"She liked to cook and to have the food she cooked appreciated and eaten, and whenever we saw her, she always urged us to eat. She cooked hot bread--crescents and brioches--for breakfast two or three times a week, and she would bring these into the dining room herself and say, 'Eat, eat, eat!' When the maid took the serving dishes back into the pantry, we could sometimes hear Anna, who was standing there, say, 'Good! They eat.' She fed the garbage man, the milkman, and the gardener. 'Eat!' she told them. 'Eat, eat!' On Thursday afternoons, she went to the movies with the maid, but she didn't enjoy the movies, because the actors were all so thin. She would sit in the dark theatre for an hour and a half watching the screen anxiously for the appearance of someone who had enjoyed his food."—"Goodbye, My Brother," John Cheever
John Cheever's short stories are incredible. I am rereading them now, and they are just as good as I remembered. Even more impressive is that I enjoy them even though many of the characters aren't very likable...simply because they are so well written.

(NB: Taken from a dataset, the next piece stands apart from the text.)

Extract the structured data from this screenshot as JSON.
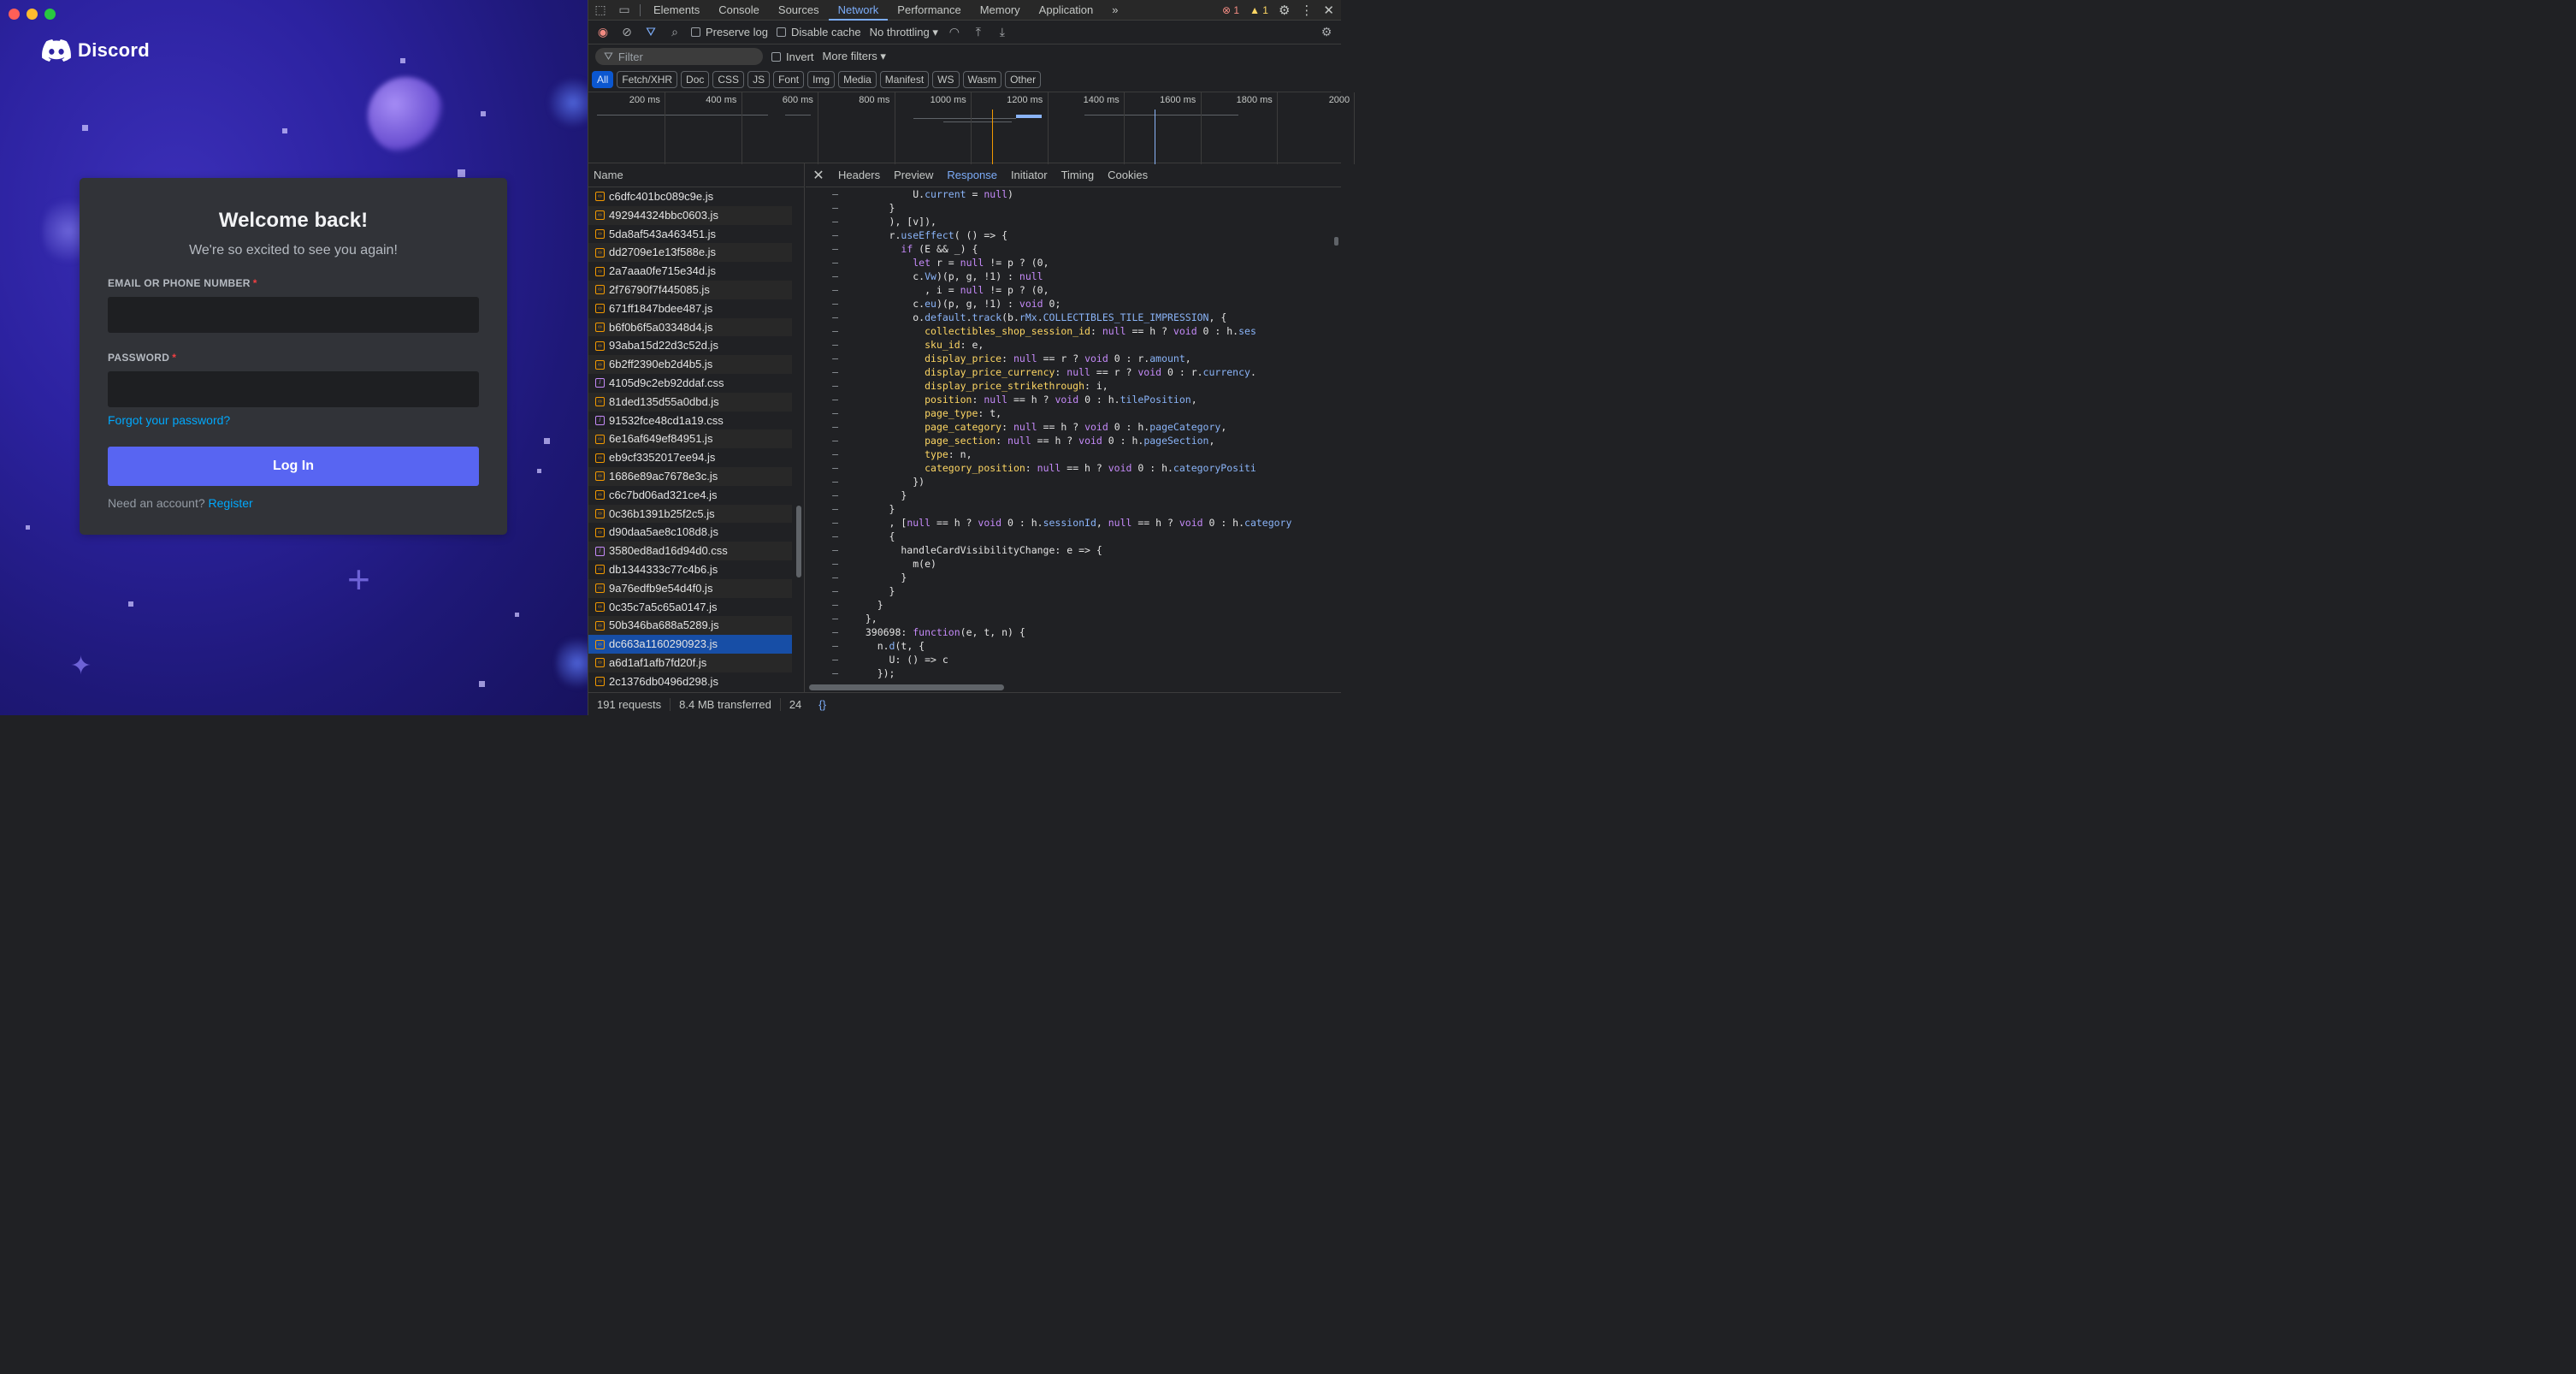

This cook, Anna, seems different, though. She sounds like a winner. She kind of reminds me of my aunt, too. My aunt is always trying to feed everyone, and she always thinks everyone is too skinny.
Oh, to be served hot brioche every morning! Anna sounds like a godsend (or a devil, for dieters and diabetics). One of my mother's favorite breakfasts is raisin scones. I made a batch for her birthday this year, and I added walnuts because she's nuts about them (pun intended...haha).
I don't know about you, but I like a scone with a bit of crunch on top. If you have turbinado sugar (sugar in the raw), sprinkle some on top of the scones before baking, and you'll be in for a real treat. I used regular granulated sugar and they still turned out great.
Ina Garten's recipe is the best one I've seen so far. Fluffy on the inside, with good crunch on the outside, these scones are decadent but still somehow manage to be light and airy...a winning combination found only in the best pastries. And with only two tablespoons of sugar in the whole batch, they are also not too sweet.
Here's the link to the recipe (also below). If you're craving carbs at their best, you won't be disappointed.
Raisin & Walnut Scones
adapted from Ina Garten
Yields about 14-16 scones
4 cups all-purpose flour
2 tbsp sugar, plus extra for sprinkling
2 tbsp baking powder
2 tsp salt
1 tsp cinnamon
3/4 lb. cold unsalted butter, cut into small cubes
4 eggs, beaten
1 cup cold heavy cream
3/4 cup raisins
3/4 cup chopped walnuts
Preheat oven to 400 °F.
Combine flour, sugar, baking powder, salt and cinnamon in a large bowl. Work the butter into the flour mixture with a pastry cutter or your fingertips until the butter is broken down into marble or pea-sized morsels. Fold in the eggs, cream, raisins and walnuts and mix until just barely combined.
Sprinkle a clean countertop with flour. Pour the dough onto the flour and use a floured rolling pin to spread it to about an inch thickness. Cut the dough into triangles or form into roughly 3" diameter balls.
Place the scones about an inch or two apart on greased cookie sheets. Sprinkle with sugar (turbinado sugar works very well, for added crunch). Bake for 20-25 minutes until golden brown around the edges. As Anna would say, it's time to "Eat, eat!"